In the tiny historic downtown area, lined with elegant 19th-century homes, Karen Cantaline looks out from her wraparound porch at the old Georgia flag atop a pole beside her driveway. She and others who want to bring back the retired flag say it's a symbol of stubborn Southern pride rather than racism.

"That flag honors my husband's great-grandfather, who as a Confederate soldier fought for this state. But my husband's family never owned a slave," she said. "Those people in Atlanta, they don't understand it. They're taking Jesse Jackson and all these people's word that it's a racial thing, when it isn't."

But not everybody outside the cities appreciates that the former flag continues to fly in the face of its legal retirement - especially when it's flown by a government agency.

Bryan County Sheriff Clyde Smith recently agreed to display the new flag in his office lobby in Pembroke, to comply with state law. But the old flag still greets visitors outside the entrance.

"It makes me wonder if, in fact, they are not showing their true colors," said David Williams, a retired software developer who moved to Pembroke eight years ago and now drives a school bus.

Williams, 60, says he loves his new home. But, as a black man from upstate New York, he noted the Confederate symbol on the flag the first time he visited Georgia.

"It made me think, hey, racism and the cause of the Confederacy is still alive and well here in Georgia," Williams said. "It just automatically brought fear."

Sheriff Smith did not immediately return repeated phone calls.

His department isn't the only municipal agency still flying it, though government officials tend to call it an oversight rather than an act of defiance.

In Blichton, the old flag flies outside Bryan County Fire Station No. 4. But Chief Jimmy Cook insists he's not making a political statement.

The flag belongs to the Blichton Volunteer Fire Department, which owns the land and leases it to Bryan County, Cook said.

"They were flying the flag to start with and nobody's said anything about taking it down since," said Cook. "The only reason I haven't said anything about it was because it was there when I came here."

State law requires that all city or county government agencies fly the official state flag if they are to receive state funds. But Rod Coggin, deputy director of the state Office of Planning and Budget, said his agency has never withheld money from anyone flouting the flag law.

Newman, of the Confederate heritage group, noted Atlanta City Hall refused to fly the old Georgia flag from 1993 to 2001.

At Bloomingdale City Hall, the former flag stood inside the city council chambers until last week. Mayor Bob Rozier asked city workers to take the old flag down soon after a reporter asked him about it.

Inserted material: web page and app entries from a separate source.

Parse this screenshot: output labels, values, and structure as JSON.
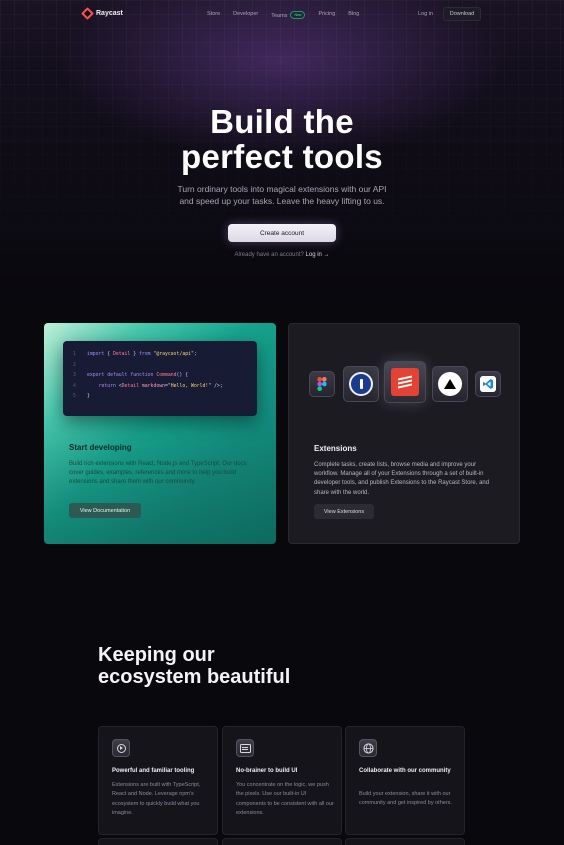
{
  "nav": {
    "brand": "Raycast",
    "links": [
      "Store",
      "Developer",
      "Teams",
      "Pricing",
      "Blog"
    ],
    "teams_badge": "New",
    "login": "Log in",
    "download": "Download"
  },
  "hero": {
    "title_line1": "Build the",
    "title_line2": "perfect tools",
    "subtitle_line1": "Turn ordinary tools into magical extensions with our API",
    "subtitle_line2": "and speed up your tasks. Leave the heavy lifting to us.",
    "cta": "Create account",
    "already_text": "Already have an account?",
    "already_link": "Log in →"
  },
  "dev_card": {
    "code": [
      {
        "n": "1",
        "parts": [
          [
            "kw",
            "import"
          ],
          [
            "t",
            " { "
          ],
          [
            "fn",
            "Detail"
          ],
          [
            "t",
            " } "
          ],
          [
            "kw",
            "from"
          ],
          [
            "t",
            " "
          ],
          [
            "st",
            "\"@raycast/api\""
          ],
          [
            "t",
            ";"
          ]
        ]
      },
      {
        "n": "2",
        "parts": []
      },
      {
        "n": "3",
        "parts": [
          [
            "kw",
            "export default function"
          ],
          [
            "t",
            " "
          ],
          [
            "fn",
            "Command"
          ],
          [
            "t",
            "() {"
          ]
        ]
      },
      {
        "n": "4",
        "parts": [
          [
            "t",
            "    "
          ],
          [
            "kw",
            "return"
          ],
          [
            "t",
            " <"
          ],
          [
            "fn",
            "Detail"
          ],
          [
            "t",
            " "
          ],
          [
            "at",
            "markdown"
          ],
          [
            "t",
            "="
          ],
          [
            "st",
            "\"Hello, World!\""
          ],
          [
            "t",
            " />;"
          ]
        ]
      },
      {
        "n": "5",
        "parts": [
          [
            "t",
            "}"
          ]
        ]
      }
    ],
    "title": "Start developing",
    "description": "Build rich extensions with React, Node.js and TypeScript. Our docs cover guides, examples, references and more to help you build extensions and share them with our community.",
    "button": "View Documentation"
  },
  "ext_card": {
    "apps": [
      "figma-icon",
      "1password-icon",
      "todoist-icon",
      "vercel-icon",
      "vscode-icon"
    ],
    "title": "Extensions",
    "description": "Complete tasks, create lists, browse media and improve your workflow. Manage all of your Extensions through a set of built-in developer tools, and publish Extensions to the Raycast Store, and share with the world.",
    "button": "View Extensions"
  },
  "ecosystem": {
    "title_line1": "Keeping our",
    "title_line2": "ecosystem beautiful",
    "features": [
      {
        "icon": "tooling-icon",
        "title": "Powerful and familiar tooling",
        "description": "Extensions are built with TypeScript, React and Node. Leverage npm's ecosystem to quickly build what you imagine."
      },
      {
        "icon": "ui-icon",
        "title": "No-brainer to build UI",
        "description": "You concentrate on the logic, we push the pixels. Use our built-in UI components to be consistent with all our extensions."
      },
      {
        "icon": "globe-icon",
        "title": "Collaborate with our community",
        "description": "Build your extension, share it with our community and get inspired by others."
      }
    ]
  },
  "colors": {
    "background": "#09080d",
    "accent_teal": "#17a48f",
    "brand_red": "#ff4f4f"
  }
}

The city replaced the flag outside city hall in 2001, but neglected to order a replacement for the one inside, he said.

"It may be one of those Freudian slips, that we haven't done this because we prefer the old flag," he said.

So when the new, unpreferred flag went up in the council room, Rozier took the old one - to his city office.

"I would proudly fly it there until this flag flap is over," he said.